Return all the entries. Match them word for word.
[[ AVAILABLE DATA, beginning ]]
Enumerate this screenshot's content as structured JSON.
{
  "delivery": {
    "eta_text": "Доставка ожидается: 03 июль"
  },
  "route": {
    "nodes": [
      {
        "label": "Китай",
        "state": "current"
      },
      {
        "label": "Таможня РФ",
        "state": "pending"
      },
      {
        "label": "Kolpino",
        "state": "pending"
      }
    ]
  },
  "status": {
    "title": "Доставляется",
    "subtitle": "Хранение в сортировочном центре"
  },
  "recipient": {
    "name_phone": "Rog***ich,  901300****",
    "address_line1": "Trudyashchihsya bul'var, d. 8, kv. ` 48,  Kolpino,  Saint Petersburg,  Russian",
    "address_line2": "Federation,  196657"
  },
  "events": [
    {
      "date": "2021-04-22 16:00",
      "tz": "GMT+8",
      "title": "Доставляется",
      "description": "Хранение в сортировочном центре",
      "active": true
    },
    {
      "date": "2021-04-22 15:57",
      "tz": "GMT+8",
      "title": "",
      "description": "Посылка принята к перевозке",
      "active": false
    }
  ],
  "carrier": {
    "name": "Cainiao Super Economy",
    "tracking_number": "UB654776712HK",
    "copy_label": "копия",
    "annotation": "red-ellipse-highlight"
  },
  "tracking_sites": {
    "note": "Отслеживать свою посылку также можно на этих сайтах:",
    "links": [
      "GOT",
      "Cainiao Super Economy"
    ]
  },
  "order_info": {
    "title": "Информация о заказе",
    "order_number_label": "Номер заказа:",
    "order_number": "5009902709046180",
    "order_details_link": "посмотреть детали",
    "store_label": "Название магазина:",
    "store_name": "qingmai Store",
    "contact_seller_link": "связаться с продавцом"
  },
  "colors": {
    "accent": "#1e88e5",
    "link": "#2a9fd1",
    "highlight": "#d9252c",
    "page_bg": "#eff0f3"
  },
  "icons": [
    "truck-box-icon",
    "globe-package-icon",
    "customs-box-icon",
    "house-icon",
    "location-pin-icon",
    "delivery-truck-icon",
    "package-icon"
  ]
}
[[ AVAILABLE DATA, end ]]
| COMPLETED EXERCISE |
Enumerate this screenshot's content as structured JSON.
{
  "delivery": {
    "eta_text": "Доставка ожидается: 03 июль"
  },
  "route": {
    "nodes": [
      {
        "label": "Китай",
        "state": "current"
      },
      {
        "label": "Таможня РФ",
        "state": "pending"
      },
      {
        "label": "Kolpino",
        "state": "pending"
      }
    ]
  },
  "status": {
    "title": "Доставляется",
    "subtitle": "Хранение в сортировочном центре"
  },
  "recipient": {
    "name_phone": "Rog***ich,  901300****",
    "address_line1": "Trudyashchihsya bul'var, d. 8, kv. ` 48,  Kolpino,  Saint Petersburg,  Russian",
    "address_line2": "Federation,  196657"
  },
  "events": [
    {
      "date": "2021-04-22 16:00",
      "tz": "GMT+8",
      "title": "Доставляется",
      "description": "Хранение в сортировочном центре",
      "active": true
    },
    {
      "date": "2021-04-22 15:57",
      "tz": "GMT+8",
      "title": "",
      "description": "Посылка принята к перевозке",
      "active": false
    }
  ],
  "carrier": {
    "name": "Cainiao Super Economy",
    "tracking_number": "UB654776712HK",
    "copy_label": "копия",
    "annotation": "red-ellipse-highlight"
  },
  "tracking_sites": {
    "note": "Отслеживать свою посылку также можно на этих сайтах:",
    "links": [
      "GOT",
      "Cainiao Super Economy"
    ]
  },
  "order_info": {
    "title": "Информация о заказе",
    "order_number_label": "Номер заказа:",
    "order_number": "5009902709046180",
    "order_details_link": "посмотреть детали",
    "store_label": "Название магазина:",
    "store_name": "qingmai Store",
    "contact_seller_link": "связаться с продавцом"
  },
  "colors": {
    "accent": "#1e88e5",
    "link": "#2a9fd1",
    "highlight": "#d9252c",
    "page_bg": "#eff0f3"
  },
  "icons": [
    "truck-box-icon",
    "globe-package-icon",
    "customs-box-icon",
    "house-icon",
    "location-pin-icon",
    "delivery-truck-icon",
    "package-icon"
  ]
}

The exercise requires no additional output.